ACTION ITEM: The whole listing that follows should be printed again, unchanged.
+++
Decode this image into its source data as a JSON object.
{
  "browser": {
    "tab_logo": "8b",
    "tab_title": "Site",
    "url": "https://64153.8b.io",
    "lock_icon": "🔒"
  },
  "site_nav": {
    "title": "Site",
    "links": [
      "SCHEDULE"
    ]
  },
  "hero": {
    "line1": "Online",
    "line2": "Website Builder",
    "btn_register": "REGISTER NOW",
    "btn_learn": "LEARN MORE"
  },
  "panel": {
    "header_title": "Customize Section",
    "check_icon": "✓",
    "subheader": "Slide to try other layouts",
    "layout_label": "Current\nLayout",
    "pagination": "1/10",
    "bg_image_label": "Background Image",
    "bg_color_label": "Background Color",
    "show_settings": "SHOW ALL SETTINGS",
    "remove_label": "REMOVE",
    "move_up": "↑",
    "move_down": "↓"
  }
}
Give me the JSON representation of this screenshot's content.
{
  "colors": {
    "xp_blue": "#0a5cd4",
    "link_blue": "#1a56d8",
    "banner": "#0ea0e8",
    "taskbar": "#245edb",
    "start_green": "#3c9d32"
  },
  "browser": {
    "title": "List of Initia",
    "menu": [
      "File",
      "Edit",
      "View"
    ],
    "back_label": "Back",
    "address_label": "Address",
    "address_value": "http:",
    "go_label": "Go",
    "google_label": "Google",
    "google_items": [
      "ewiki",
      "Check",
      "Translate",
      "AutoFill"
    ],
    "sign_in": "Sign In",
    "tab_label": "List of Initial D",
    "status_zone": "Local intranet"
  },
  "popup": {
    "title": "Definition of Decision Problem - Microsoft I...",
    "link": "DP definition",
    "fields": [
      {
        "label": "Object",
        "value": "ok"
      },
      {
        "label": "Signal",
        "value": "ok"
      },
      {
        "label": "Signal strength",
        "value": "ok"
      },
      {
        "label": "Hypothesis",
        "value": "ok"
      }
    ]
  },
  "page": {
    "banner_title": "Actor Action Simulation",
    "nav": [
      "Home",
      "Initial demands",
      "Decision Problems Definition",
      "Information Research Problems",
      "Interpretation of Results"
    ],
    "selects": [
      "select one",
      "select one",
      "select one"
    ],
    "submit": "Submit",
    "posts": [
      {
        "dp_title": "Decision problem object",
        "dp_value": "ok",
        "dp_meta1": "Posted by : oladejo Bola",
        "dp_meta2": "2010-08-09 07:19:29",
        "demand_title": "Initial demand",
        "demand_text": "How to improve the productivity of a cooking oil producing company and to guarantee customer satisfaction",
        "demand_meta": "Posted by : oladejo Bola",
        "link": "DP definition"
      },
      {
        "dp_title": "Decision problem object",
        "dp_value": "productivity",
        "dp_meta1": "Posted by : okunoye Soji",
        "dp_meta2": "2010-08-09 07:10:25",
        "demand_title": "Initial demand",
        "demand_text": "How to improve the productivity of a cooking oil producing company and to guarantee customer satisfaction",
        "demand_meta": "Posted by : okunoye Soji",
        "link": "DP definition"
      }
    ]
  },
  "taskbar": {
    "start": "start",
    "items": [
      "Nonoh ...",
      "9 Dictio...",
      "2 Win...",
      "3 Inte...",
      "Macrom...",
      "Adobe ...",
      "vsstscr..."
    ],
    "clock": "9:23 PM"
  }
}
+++
WRITTEN ANSWER:
Decode this image into its source data as a JSON object.
{
  "browser": {
    "tab_logo": "8b",
    "tab_title": "Site",
    "url": "https://64153.8b.io",
    "lock_icon": "🔒"
  },
  "site_nav": {
    "title": "Site",
    "links": [
      "SCHEDULE"
    ]
  },
  "hero": {
    "line1": "Online",
    "line2": "Website Builder",
    "btn_register": "REGISTER NOW",
    "btn_learn": "LEARN MORE"
  },
  "panel": {
    "header_title": "Customize Section",
    "check_icon": "✓",
    "subheader": "Slide to try other layouts",
    "layout_label": "Current\nLayout",
    "pagination": "1/10",
    "bg_image_label": "Background Image",
    "bg_color_label": "Background Color",
    "show_settings": "SHOW ALL SETTINGS",
    "remove_label": "REMOVE",
    "move_up": "↑",
    "move_down": "↓"
  }
}
Give me the JSON representation of this screenshot's content.
{
  "colors": {
    "xp_blue": "#0a5cd4",
    "link_blue": "#1a56d8",
    "banner": "#0ea0e8",
    "taskbar": "#245edb",
    "start_green": "#3c9d32"
  },
  "browser": {
    "title": "List of Initia",
    "menu": [
      "File",
      "Edit",
      "View"
    ],
    "back_label": "Back",
    "address_label": "Address",
    "address_value": "http:",
    "go_label": "Go",
    "google_label": "Google",
    "google_items": [
      "ewiki",
      "Check",
      "Translate",
      "AutoFill"
    ],
    "sign_in": "Sign In",
    "tab_label": "List of Initial D",
    "status_zone": "Local intranet"
  },
  "popup": {
    "title": "Definition of Decision Problem - Microsoft I...",
    "link": "DP definition",
    "fields": [
      {
        "label": "Object",
        "value": "ok"
      },
      {
        "label": "Signal",
        "value": "ok"
      },
      {
        "label": "Signal strength",
        "value": "ok"
      },
      {
        "label": "Hypothesis",
        "value": "ok"
      }
    ]
  },
  "page": {
    "banner_title": "Actor Action Simulation",
    "nav": [
      "Home",
      "Initial demands",
      "Decision Problems Definition",
      "Information Research Problems",
      "Interpretation of Results"
    ],
    "selects": [
      "select one",
      "select one",
      "select one"
    ],
    "submit": "Submit",
    "posts": [
      {
        "dp_title": "Decision problem object",
        "dp_value": "ok",
        "dp_meta1": "Posted by : oladejo Bola",
        "dp_meta2": "2010-08-09 07:19:29",
        "demand_title": "Initial demand",
        "demand_text": "How to improve the productivity of a cooking oil producing company and to guarantee customer satisfaction",
        "demand_meta": "Posted by : oladejo Bola",
        "link": "DP definition"
      },
      {
        "dp_title": "Decision problem object",
        "dp_value": "productivity",
        "dp_meta1": "Posted by : okunoye Soji",
        "dp_meta2": "2010-08-09 07:10:25",
        "demand_title": "Initial demand",
        "demand_text": "How to improve the productivity of a cooking oil producing company and to guarantee customer satisfaction",
        "demand_meta": "Posted by : okunoye Soji",
        "link": "DP definition"
      }
    ]
  },
  "taskbar": {
    "start": "start",
    "items": [
      "Nonoh ...",
      "9 Dictio...",
      "2 Win...",
      "3 Inte...",
      "Macrom...",
      "Adobe ...",
      "vsstscr..."
    ],
    "clock": "9:23 PM"
  }
}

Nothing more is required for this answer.